INSTRUCTIONS: Choose your preferred weight and height units and enter the following:

• (h) This is the person's height.
• (w) This is the person's weigth.

BMI: The calculator returns the Body Mass Index (BMI).

Related Calculators:

#### The Math / SCIENCE

The body mass index (BMI), or Quetelet index, is a measure of relative size based on the mass and height of an individual.  The formula for BMI is as follows:

BMI = height / weight2

where:

The calculator makes the unit conversions and then computes the index in kilograms and meters.  It also rounds to the nearest tenth.

Wikipedia (wikipedia.org/wiki/Boddy_mass_index) list the following interpretations for BMI.

General Interpretation:

CategoryBMI (kg/m2)BMI Prime

fromtofromto
Very severely underweight
15
0.60
Severely underweight15160.600.64
Underweight1618.50.640.74
Normal (healthy weight)18.5250.741.0
Overweight25301.01.2
Obese Class I (Moderately obese)30351.21.4
Obese Class II (Severely obese)35401.41.6
Obese Class III (Very severely obese)40
1.6

International Interpretations:

The Hospital Authority of Hong Kong recommends the use of the following BMI ranges:[17]

CategoryBMI (kg/m2)

fromto
Underweight
18.5
Normal Range18.523
Overweight—At Risk2325
Overweight—Moderately Obese2530
Overweight—Severely Obese30

Japan Society for the Study of Obesity (2000):[18]

CategoryBMI (kg/m2)

fromto
Low
18.5
Normal18.525
Obese (Level 1)2530
Obese (Level 2)3035
Obese (Level 3)3540
Obese (Level 4)40

Sinagpore

Health RiskBMI (kg/m2)
Risk of developing problems such as nutritional deficiency and osteoporosisunder 18.5
Low Risk (healthy range)18.5 to 23
Moderate risk of developing heart disease, high blood pressure, stroke, diabetes23 to 27.5
High risk of developing heart disease, high blood pressure, stroke, diabetesover 27.5

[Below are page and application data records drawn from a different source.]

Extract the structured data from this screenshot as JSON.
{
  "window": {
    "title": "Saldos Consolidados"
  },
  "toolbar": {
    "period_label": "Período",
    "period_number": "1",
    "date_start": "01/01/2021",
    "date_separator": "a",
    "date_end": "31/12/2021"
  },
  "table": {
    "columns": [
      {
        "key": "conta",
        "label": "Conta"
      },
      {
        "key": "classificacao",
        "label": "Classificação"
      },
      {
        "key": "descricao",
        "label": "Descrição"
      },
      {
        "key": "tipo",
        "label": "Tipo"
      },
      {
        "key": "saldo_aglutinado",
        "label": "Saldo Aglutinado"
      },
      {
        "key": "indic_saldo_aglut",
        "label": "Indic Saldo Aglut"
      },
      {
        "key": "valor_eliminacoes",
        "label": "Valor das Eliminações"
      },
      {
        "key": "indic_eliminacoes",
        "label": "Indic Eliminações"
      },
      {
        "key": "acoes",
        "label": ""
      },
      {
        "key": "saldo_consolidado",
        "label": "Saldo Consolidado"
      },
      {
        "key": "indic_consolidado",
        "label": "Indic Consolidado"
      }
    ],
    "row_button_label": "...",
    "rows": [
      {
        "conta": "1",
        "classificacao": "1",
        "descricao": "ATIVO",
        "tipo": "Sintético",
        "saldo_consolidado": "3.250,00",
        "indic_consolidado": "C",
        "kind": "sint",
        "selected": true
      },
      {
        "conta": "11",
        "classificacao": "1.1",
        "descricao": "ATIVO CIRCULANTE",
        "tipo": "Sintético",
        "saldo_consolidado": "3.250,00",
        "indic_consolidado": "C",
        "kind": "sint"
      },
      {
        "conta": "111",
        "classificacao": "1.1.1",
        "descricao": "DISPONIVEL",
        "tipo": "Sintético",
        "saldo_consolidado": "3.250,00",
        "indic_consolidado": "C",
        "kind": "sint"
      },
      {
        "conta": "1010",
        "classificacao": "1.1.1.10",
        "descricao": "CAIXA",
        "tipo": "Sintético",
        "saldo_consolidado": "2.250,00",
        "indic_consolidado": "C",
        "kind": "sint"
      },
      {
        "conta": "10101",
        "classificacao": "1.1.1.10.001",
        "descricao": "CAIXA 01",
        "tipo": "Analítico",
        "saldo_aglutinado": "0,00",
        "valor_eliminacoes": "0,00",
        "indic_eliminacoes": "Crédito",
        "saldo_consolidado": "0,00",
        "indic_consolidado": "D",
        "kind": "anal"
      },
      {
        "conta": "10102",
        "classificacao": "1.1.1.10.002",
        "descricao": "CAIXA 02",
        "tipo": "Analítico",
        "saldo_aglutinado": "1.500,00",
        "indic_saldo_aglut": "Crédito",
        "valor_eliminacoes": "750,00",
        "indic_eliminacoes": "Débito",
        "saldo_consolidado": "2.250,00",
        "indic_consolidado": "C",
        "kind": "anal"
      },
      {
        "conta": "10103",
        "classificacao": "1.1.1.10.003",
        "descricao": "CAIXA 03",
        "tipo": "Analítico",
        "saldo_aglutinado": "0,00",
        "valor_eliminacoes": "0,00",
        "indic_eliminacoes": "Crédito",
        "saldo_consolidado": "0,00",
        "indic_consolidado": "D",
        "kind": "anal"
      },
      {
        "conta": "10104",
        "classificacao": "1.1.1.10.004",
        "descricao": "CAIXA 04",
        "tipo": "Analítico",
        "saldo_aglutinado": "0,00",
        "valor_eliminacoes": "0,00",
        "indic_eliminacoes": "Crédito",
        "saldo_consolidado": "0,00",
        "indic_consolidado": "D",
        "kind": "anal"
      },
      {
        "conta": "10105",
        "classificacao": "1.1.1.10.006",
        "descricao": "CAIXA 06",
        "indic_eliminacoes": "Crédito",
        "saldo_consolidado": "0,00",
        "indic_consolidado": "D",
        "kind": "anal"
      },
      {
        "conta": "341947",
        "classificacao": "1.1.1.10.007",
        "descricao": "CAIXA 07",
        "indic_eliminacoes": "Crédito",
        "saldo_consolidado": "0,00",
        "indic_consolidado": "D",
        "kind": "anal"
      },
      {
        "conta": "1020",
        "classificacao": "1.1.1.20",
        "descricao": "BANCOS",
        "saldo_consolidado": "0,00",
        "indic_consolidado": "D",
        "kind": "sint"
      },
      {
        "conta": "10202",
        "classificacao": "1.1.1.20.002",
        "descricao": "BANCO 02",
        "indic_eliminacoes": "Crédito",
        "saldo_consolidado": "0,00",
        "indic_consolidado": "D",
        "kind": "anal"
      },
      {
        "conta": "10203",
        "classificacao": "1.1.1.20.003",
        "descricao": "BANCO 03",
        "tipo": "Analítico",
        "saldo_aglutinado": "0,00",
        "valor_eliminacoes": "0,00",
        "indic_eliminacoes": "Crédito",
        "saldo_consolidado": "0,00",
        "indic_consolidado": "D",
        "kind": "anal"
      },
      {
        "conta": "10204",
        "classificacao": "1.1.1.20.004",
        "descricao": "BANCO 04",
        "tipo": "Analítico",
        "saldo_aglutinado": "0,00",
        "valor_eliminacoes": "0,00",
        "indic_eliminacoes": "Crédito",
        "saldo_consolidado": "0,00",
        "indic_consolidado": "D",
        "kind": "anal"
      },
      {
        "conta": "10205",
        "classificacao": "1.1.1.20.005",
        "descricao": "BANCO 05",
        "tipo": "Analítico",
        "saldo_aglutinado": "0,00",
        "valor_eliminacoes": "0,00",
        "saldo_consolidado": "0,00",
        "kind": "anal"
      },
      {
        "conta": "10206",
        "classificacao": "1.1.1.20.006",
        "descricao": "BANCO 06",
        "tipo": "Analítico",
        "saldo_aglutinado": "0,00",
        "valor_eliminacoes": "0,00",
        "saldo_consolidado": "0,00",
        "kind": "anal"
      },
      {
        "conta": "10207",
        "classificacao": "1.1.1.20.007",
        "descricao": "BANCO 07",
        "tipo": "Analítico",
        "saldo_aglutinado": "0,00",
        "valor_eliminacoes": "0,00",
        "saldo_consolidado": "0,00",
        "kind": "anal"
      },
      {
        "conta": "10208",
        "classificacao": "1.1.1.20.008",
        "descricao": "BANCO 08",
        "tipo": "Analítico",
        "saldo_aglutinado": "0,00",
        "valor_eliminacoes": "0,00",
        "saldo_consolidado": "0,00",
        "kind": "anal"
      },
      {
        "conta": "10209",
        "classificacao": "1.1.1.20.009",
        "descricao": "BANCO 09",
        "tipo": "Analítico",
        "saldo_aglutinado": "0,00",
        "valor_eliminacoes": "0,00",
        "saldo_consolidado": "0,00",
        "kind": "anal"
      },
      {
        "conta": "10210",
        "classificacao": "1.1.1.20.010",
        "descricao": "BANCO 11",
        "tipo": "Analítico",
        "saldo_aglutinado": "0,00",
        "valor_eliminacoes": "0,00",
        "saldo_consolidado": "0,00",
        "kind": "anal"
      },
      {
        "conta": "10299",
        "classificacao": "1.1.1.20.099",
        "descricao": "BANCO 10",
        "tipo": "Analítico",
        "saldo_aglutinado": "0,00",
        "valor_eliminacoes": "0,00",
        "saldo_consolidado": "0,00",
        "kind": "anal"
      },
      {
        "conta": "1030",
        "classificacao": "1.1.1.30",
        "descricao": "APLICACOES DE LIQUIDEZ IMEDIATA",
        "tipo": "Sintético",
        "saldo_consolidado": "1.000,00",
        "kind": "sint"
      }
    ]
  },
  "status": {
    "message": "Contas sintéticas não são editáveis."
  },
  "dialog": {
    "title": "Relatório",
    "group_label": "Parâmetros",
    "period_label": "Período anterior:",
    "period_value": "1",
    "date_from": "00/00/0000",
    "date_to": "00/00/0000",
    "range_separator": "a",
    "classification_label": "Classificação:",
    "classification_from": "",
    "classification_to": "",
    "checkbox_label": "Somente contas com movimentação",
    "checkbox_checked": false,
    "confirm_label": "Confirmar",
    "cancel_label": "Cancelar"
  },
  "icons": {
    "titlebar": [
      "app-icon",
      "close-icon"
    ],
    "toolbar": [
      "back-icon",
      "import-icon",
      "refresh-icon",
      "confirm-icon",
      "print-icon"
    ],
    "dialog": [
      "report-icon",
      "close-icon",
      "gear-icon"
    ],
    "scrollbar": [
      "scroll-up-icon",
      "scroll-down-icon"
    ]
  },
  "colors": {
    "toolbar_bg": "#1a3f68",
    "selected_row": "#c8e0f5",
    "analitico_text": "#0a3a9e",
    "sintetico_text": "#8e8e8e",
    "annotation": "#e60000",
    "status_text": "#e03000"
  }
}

The index was devised by Adolphe Quetelet during the course of developing what he called "social physics", between 1830 and 1850.[1] The BMI for a person is defined as their body mass divided by the square of their height—with the value universally being given in units of kg/m2; however, vCalc allows the user to use other units via the pull-down menu.